Go to the line below that contains "Output a JSON". From there to the end of the records, reproduce each line exactly, except the pictures.

•••••

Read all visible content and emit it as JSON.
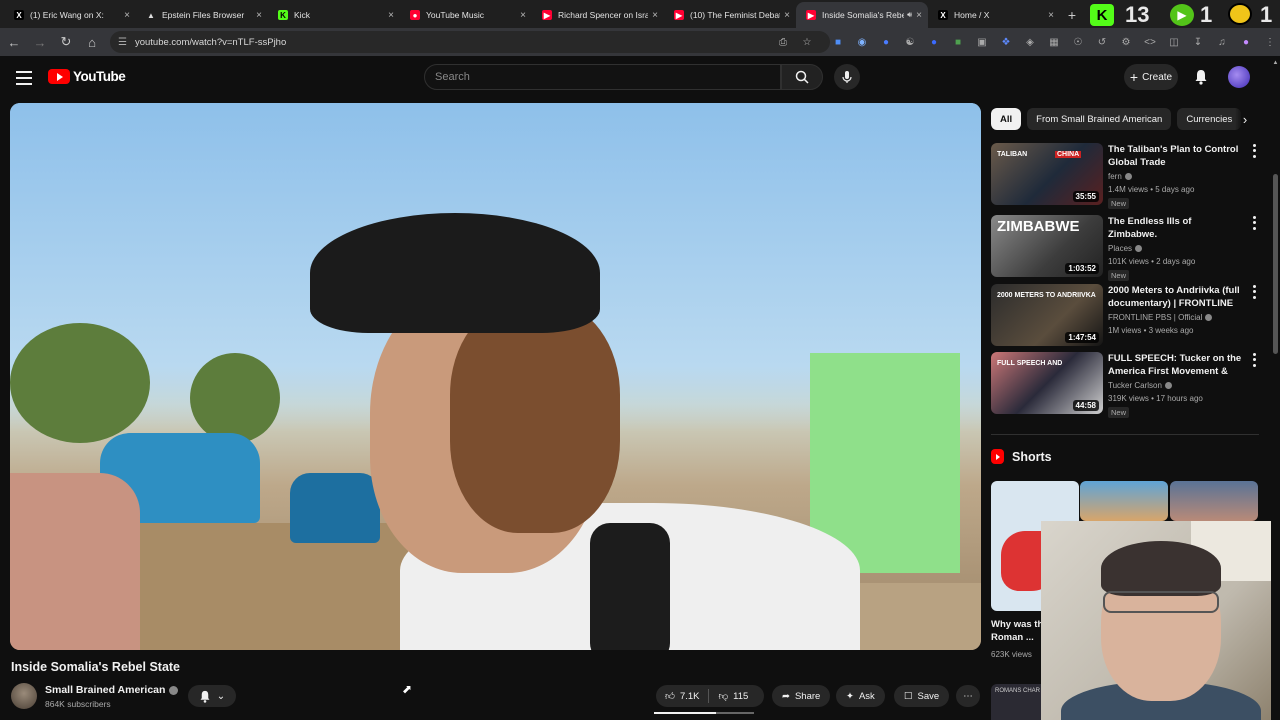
{
  "browser": {
    "tabs": [
      {
        "label": "(1) Eric Wang on X:",
        "favicon": "x-icon",
        "active": false
      },
      {
        "label": "Epstein Files Browser",
        "favicon": "triangle-icon",
        "active": false
      },
      {
        "label": "Kick",
        "favicon": "kick-icon",
        "active": false
      },
      {
        "label": "YouTube Music",
        "favicon": "youtube-music-icon",
        "active": false
      },
      {
        "label": "Richard Spencer on Isra",
        "favicon": "youtube-icon",
        "active": false
      },
      {
        "label": "(10) The Feminist Debat",
        "favicon": "youtube-icon",
        "active": false
      },
      {
        "label": "Inside Somalia's Rebel",
        "favicon": "youtube-icon",
        "active": true
      },
      {
        "label": "Home / X",
        "favicon": "x-icon",
        "active": false
      }
    ],
    "new_tab": "+",
    "overlay_number_1": "13",
    "overlay_number_2": "1",
    "overlay_number_3": "1",
    "url": "youtube.com/watch?v=nTLF-ssPjho"
  },
  "youtube": {
    "logo_text": "YouTube",
    "search_placeholder": "Search",
    "create_label": "Create"
  },
  "video": {
    "title": "Inside Somalia's Rebel State",
    "channel": "Small Brained American",
    "subscribers": "864K subscribers",
    "likes": "7.1K",
    "dislikes": "115",
    "share": "Share",
    "ask": "Ask",
    "save": "Save",
    "like_ratio": 0.62
  },
  "sidebar": {
    "chips": [
      "All",
      "From Small Brained American",
      "Currencies"
    ],
    "recommendations": [
      {
        "title": "The Taliban's Plan to Control Global Trade",
        "channel": "fern",
        "meta": "1.4M views • 5 days ago",
        "badge": "New",
        "duration": "35:55",
        "thumb_text": "TALIBAN",
        "thumb_text2": "CHINA"
      },
      {
        "title": "The Endless Ills of Zimbabwe.",
        "channel": "Places",
        "meta": "101K views • 2 days ago",
        "badge": "New",
        "duration": "1:03:52",
        "thumb_text": "ZIMBABWE",
        "thumb_text2": ""
      },
      {
        "title": "2000 Meters to Andriivka (full documentary) | FRONTLINE",
        "channel": "FRONTLINE PBS | Official",
        "meta": "1M views • 3 weeks ago",
        "badge": "",
        "duration": "1:47:54",
        "thumb_text": "2000 METERS TO ANDRIIVKA",
        "thumb_text2": ""
      },
      {
        "title": "FULL SPEECH: Tucker on the America First Movement & Ne...",
        "channel": "Tucker Carlson",
        "meta": "319K views • 17 hours ago",
        "badge": "New",
        "duration": "44:58",
        "thumb_text": "FULL SPEECH AND",
        "thumb_text2": ""
      }
    ],
    "shorts_title": "Shorts",
    "short": {
      "title": "Why was th Roman ...",
      "views": "623K views"
    },
    "short4_text": "ROMANS CHAR"
  }
}
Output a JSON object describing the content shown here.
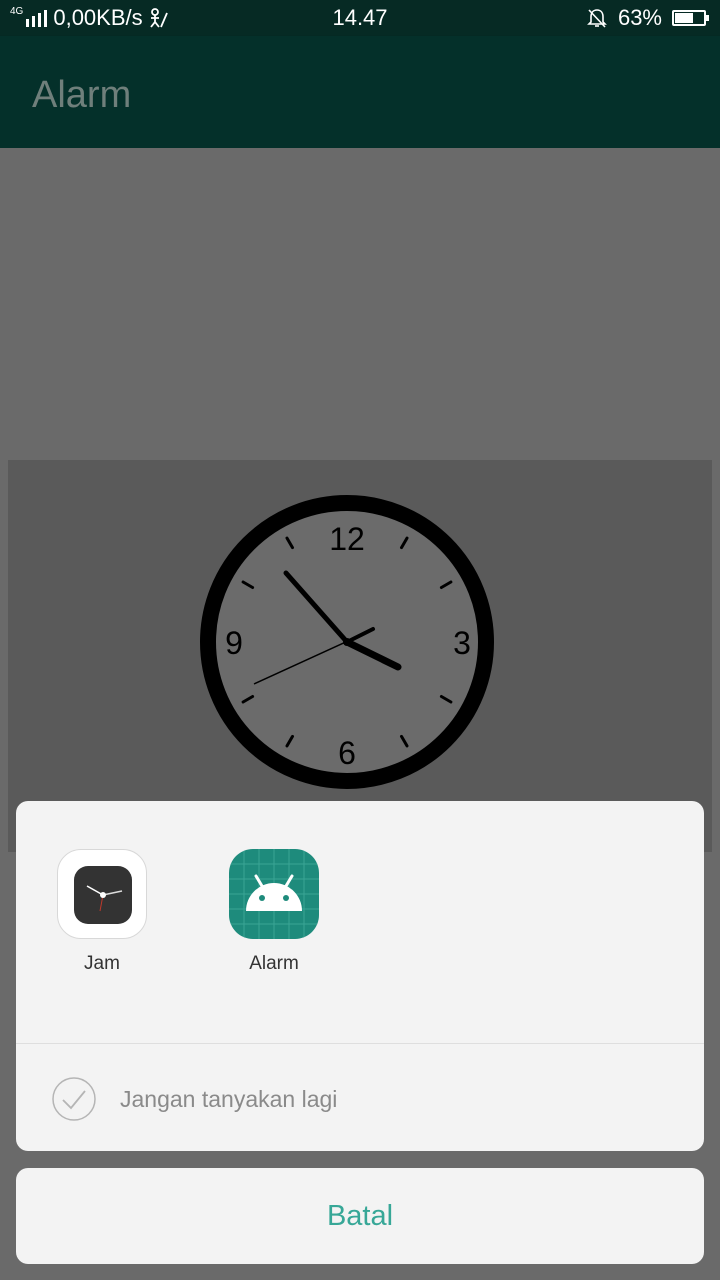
{
  "status_bar": {
    "network_type": "4G",
    "data_rate": "0,00KB/s",
    "time": "14.47",
    "battery_percent": "63%",
    "battery_level": 0.63
  },
  "app_bar": {
    "title": "Alarm"
  },
  "clock_face": {
    "numerals": [
      "12",
      "3",
      "6",
      "9"
    ]
  },
  "chooser": {
    "apps": [
      {
        "label": "Jam",
        "icon": "clock-app-icon"
      },
      {
        "label": "Alarm",
        "icon": "android-app-icon"
      }
    ],
    "dont_ask_label": "Jangan tanyakan lagi"
  },
  "cancel_label": "Batal",
  "colors": {
    "accent": "#37a797",
    "app_bar": "#04302a",
    "status_bar": "#062a24",
    "android_icon_bg": "#1e8b7c"
  }
}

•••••

> **Task result**:
Output a JSON object describing the content shown here.
{
  "status_bar": {
    "network_type": "4G",
    "data_rate": "0,00KB/s",
    "time": "14.47",
    "battery_percent": "63%",
    "battery_level": 0.63
  },
  "app_bar": {
    "title": "Alarm"
  },
  "clock_face": {
    "numerals": [
      "12",
      "3",
      "6",
      "9"
    ]
  },
  "chooser": {
    "apps": [
      {
        "label": "Jam",
        "icon": "clock-app-icon"
      },
      {
        "label": "Alarm",
        "icon": "android-app-icon"
      }
    ],
    "dont_ask_label": "Jangan tanyakan lagi"
  },
  "cancel_label": "Batal",
  "colors": {
    "accent": "#37a797",
    "app_bar": "#04302a",
    "status_bar": "#062a24",
    "android_icon_bg": "#1e8b7c"
  }
}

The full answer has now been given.